Get SMART West Baltimore DFC Uses Perceived Risk Hierarchy Theory to Help Youth in High-riskscapes
Dr. Lorece V. Edwards is the Project Director for the Get SMART West Baltimore Drug Free Community Coalition (DFC), which is made possible through a federal grant.The Centers for Disease Control & Prevention (CDC) featured in the DFC Me the Get SMART West Baltimore DFC in its monthly spotlight of coalitions nationwide. Below is the article titled “
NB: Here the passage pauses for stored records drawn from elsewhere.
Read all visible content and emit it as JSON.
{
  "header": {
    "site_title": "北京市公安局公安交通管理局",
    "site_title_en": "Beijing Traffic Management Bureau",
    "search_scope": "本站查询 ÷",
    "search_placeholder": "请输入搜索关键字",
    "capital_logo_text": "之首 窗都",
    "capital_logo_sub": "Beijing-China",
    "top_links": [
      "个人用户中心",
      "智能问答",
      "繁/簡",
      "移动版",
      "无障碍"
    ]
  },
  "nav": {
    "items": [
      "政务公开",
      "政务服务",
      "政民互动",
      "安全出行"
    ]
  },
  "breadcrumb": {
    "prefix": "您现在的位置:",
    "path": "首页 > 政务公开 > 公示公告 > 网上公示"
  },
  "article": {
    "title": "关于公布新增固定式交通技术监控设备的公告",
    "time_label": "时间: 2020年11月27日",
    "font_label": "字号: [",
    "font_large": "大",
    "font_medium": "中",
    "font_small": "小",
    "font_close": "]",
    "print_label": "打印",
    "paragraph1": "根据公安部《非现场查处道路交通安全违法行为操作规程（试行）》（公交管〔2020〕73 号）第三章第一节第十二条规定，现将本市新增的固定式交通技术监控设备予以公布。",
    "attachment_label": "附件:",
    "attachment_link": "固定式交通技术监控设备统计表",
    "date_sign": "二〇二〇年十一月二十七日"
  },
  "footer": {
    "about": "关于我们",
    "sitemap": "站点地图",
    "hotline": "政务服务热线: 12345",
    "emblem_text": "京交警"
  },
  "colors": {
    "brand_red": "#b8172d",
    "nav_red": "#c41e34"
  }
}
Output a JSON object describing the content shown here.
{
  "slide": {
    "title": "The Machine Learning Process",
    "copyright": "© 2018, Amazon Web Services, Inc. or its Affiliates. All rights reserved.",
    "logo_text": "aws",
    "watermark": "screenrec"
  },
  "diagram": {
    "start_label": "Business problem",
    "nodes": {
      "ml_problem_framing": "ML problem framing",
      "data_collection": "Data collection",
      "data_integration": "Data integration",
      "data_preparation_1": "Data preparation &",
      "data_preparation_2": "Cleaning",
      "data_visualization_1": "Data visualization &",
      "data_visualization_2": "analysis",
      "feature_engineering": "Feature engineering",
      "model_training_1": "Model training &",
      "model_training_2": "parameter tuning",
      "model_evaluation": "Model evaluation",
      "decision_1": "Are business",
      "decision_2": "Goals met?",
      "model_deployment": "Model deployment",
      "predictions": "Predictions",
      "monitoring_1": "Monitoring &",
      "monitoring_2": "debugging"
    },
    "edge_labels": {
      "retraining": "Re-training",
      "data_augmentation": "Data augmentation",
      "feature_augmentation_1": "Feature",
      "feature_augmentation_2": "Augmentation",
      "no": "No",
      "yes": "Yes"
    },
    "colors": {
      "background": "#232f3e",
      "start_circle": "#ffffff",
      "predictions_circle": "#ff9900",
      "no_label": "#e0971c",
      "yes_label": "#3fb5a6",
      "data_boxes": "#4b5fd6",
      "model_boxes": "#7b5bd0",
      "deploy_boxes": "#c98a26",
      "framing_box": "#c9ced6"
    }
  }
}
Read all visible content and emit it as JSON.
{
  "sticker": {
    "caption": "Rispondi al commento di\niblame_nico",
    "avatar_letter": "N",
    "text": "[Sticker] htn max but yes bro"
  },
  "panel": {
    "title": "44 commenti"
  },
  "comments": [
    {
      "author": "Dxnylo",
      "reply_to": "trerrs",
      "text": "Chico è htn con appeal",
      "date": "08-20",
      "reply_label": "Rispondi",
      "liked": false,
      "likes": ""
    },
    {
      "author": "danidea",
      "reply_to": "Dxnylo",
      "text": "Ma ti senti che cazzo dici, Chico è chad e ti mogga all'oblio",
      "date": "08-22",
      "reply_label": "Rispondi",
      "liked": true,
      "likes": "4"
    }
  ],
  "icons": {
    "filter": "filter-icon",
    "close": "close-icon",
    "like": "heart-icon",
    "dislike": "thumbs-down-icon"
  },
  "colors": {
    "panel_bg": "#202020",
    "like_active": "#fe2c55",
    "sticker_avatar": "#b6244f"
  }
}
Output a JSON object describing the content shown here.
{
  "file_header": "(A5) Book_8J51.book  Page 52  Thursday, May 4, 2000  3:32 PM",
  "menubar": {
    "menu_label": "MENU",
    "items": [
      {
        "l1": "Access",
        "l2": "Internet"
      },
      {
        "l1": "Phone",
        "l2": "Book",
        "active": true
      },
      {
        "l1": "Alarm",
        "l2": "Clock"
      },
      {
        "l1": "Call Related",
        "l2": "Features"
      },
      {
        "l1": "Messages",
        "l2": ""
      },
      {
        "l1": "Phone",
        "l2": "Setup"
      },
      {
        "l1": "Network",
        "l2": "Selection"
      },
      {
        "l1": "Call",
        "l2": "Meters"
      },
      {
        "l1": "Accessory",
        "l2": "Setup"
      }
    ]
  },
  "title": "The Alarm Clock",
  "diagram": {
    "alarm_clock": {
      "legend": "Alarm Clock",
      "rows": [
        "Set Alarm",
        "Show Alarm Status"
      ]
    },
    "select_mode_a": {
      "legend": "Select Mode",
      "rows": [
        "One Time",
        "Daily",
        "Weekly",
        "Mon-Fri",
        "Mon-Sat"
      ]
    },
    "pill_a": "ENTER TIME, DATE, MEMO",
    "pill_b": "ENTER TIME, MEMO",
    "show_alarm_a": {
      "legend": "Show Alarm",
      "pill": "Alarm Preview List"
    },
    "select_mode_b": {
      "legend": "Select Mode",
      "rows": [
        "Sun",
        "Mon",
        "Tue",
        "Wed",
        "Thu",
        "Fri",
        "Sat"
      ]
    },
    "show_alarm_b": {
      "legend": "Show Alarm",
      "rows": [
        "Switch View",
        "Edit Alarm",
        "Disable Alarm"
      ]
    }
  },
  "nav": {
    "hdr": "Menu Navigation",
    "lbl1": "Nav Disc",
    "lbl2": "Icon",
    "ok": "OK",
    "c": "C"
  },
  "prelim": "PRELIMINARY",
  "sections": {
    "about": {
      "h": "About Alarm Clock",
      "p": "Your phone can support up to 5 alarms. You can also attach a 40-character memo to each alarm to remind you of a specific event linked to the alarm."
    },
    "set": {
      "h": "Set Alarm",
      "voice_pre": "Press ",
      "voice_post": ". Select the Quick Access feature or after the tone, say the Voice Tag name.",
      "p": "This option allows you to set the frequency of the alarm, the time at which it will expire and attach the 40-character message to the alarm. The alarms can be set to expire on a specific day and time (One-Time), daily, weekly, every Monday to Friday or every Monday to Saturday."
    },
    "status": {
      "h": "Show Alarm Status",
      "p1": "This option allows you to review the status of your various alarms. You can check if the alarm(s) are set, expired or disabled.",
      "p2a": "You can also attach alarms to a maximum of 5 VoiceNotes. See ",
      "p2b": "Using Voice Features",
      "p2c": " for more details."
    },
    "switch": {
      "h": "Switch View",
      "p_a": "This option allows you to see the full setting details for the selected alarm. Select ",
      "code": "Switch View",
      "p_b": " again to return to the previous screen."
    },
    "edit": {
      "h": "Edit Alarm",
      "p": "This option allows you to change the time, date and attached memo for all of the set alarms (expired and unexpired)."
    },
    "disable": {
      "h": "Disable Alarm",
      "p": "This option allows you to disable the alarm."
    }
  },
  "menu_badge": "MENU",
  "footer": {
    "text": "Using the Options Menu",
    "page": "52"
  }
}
One of the greatest challenges faced by The Get SMART West Baltimore DFC Coalition is working in an environment known as a high-riskscape. High-riskscapes are areas that continue to be challenged by the results of discriminatory housing (e.g., red-lining) and segregation. The theory is that youth who reside in high-riskscapes are in a constant state of mobilizing for fight or flight and on high alert for perceived threats. Under these circumstances it becomes less likely for them to concentrate, learn, recall, perceive a future orientation, and/or delay immediate gratification.
Informed by their rich public health background and deep understanding of their community’s historical and ongoing challenges, the Get SMART DFC has developed a risk identification tool. The DFC works with youth in their community to develop individualized risk portfolios that include a risk assessment and a risk prioritization analysis. The risk assessment identifies the youth’s perceptions of imminent and immediate risks such as the threat of community trauma, violence or exposure to violence, high-risk and hostile environments, neighborhood decay, and perceived survival expectations. The risk prioritization is made based on the perceived hierarchy of risk identified by the youth. This provides a description of the factors that contribute to the health behaviors and attitudes of youth and emerging adults in the community.
The Get SMART West Baltimore DFC Coalition works with their youth population to unpack their individual risk portfolios to better understand the risk factors at play and inform their interventions. They use a strengths-based approach to show their youth that they are not responsible for the historical trauma in the community and that they have the power to change themselves. The Get SMART DFC instills hope by informing youth of their options, referring them to community organizations such as after school programs and faith-based organizations. Centered on resiliency and community building, the DFC uplifts their youth and works hard to undo the mistrust in the community.